As thousands of community members packed the parking lot of the North Phoenix Baptist Church to check out the float entries for the APS Electric Light Parade, Special Event Management students entertained children of all ages with an event of their own.
Arizona State University students enrolled in PRM 486 — Introduction to Special Event Management worked hard all semester to develop the concept for their interactive station: They created the vision, maintained a budget, organized a site plan, developed the marketing strategy, drafted an emergency plan and built props, games and crafts in anticipation for the event.
“The city of Phoenix is celebrating the 33rd annual Electric Light Parade, and it is an honor to partner with them to support our community through an auxiliary event,” Clinical Assistant Professor Erin Schneiderman said. “This is a perfect platform for our students to learn the fundamentals of event planning in the classroom and then see it all come to life as they execute the populated event.”
Representatives from the city of Phoenix’s Parks and Recreation Department and event sponsor APS visited the class early in the semester to explain the significance, traditional components, layout and expectations for the preview event. Students spent the next several weeks working in groups to brainstorm suitable activities for a younger audience. The last few weeks of the semester saw students create their experiences, loading up supplies and creating their station at the event site.
The event featured eight interactive holiday stations from around the world all run by students. Guests learned about the significance of the pickle while playing games popular in Germany; decorated doughnuts while learning about Israel; left a wish in the Great Wall of China; enjoyed a spot of tea and hot chocolate in England; and celebrated the arts culture in France. In addition, guests learned about the unique concept of celebrating winter holidays in the summer months in Australia and played Dutch games. And no holiday festival would be complete without a visit from Santa, who accepted present requests accompanied by the event management "elves."
"Team England" serves up hot cocoa and tea at an event planned and run by ASU students enrolled in PRM 486 — Introduction to Special Event Management. The event, featuring eight interactive holiday stations from around the world, was held in conjunction with the APS Electric Light Parade on Dec. 7.Photo by Paige Corbin
Savannah Stratman helps a young festival goer make his holiday wish and tie it to the tree at the France station.Photo by Paige Corbin
PRM students got into the holiday spirit by asking Santa for gifts of their own.Photo by Erin Schneiderman
The PRM 486 class. The Special Event Management program offers students with an interest in working in the special event industry an opportunity to learn fundamental principles of producing a wide range of events including concerts, festivals, weddings, conventions and sporting events.Photo by Deanna Ellis
“It is a great partnership for both the city of Phoenix and ASU to come together and host a community event,” said Bob Berlin, recreation coordinator and parade lead. “There is a chance for students to learn public service firsthand, and we appreciate all of their hard work. But the real beneficiaries are the kids and families who attend a great event where they have fun and learn about traditions from around the world!”

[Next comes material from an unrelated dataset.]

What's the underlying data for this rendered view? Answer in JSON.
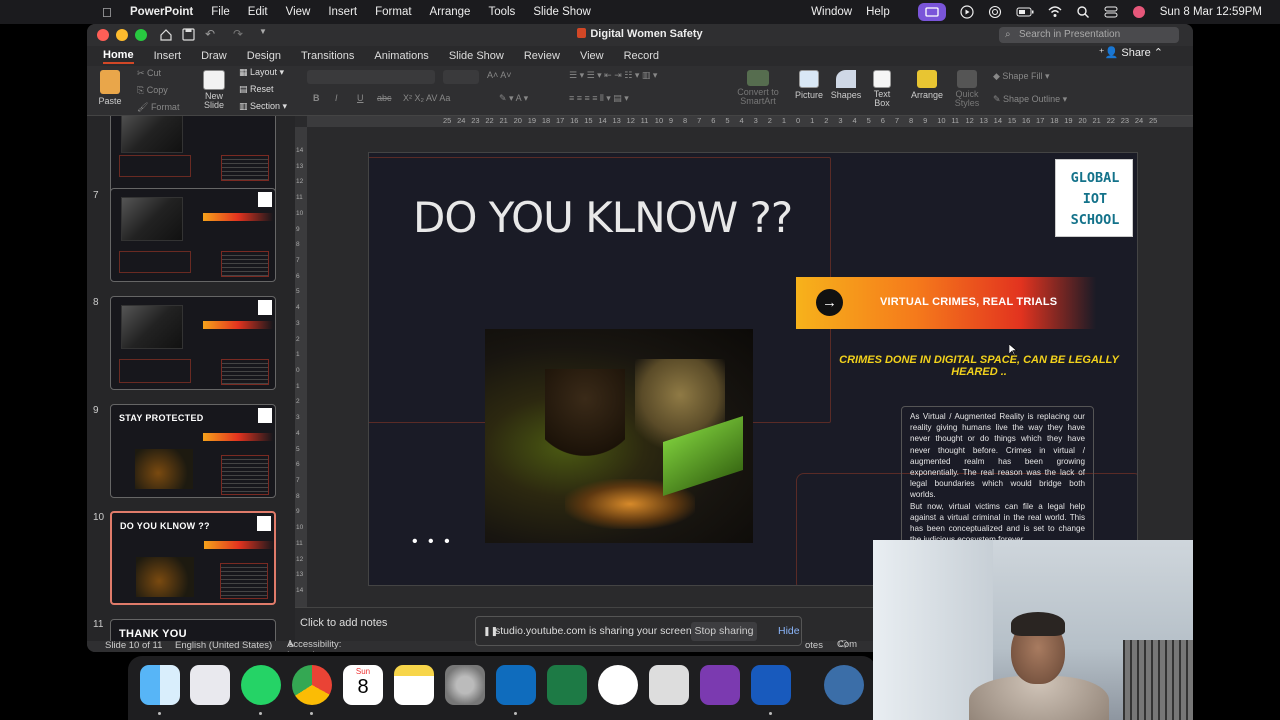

During the event, a few learning moments stood out, including the students having to handle an overloaded power source, a lost child being reunited with his father and an impromptu need to create a photo backdrop from the Santa station using only leftover materials that were at the event site. The students handled all challenges with composure and got a real lesson in what could actually happen during an event.
The Special Event Management program offers students with an interest in working in the special event industry an opportunity to learn fundamental principles of producing a wide range of events including concerts, festivals, weddings, conventions and sporting events. Students can pursue a minor that ties their degree into event management or a six-credit certificate to add to their degree, which puts them at a competitive advantage entering the workforce.
“Our courses are experiential — yes, we spend time discussing fundamentals inside the classroom, but we pride ourselves on the hands-on experiences our students are developing outside of the classroom,” Schneiderman said. “Students will take several visits throughout the community, hear from experts and have several opportunities to develop their own events and volunteer in areas that interest them. Our ultimate goal is to place students in the event industry who have experience and can make an immediate impact!”
Learn more about the Special Events Management program.
Top photo: Marley Fischer helps two young girls create their wish at the China station on Dec. 7. Photo by Paige Corbin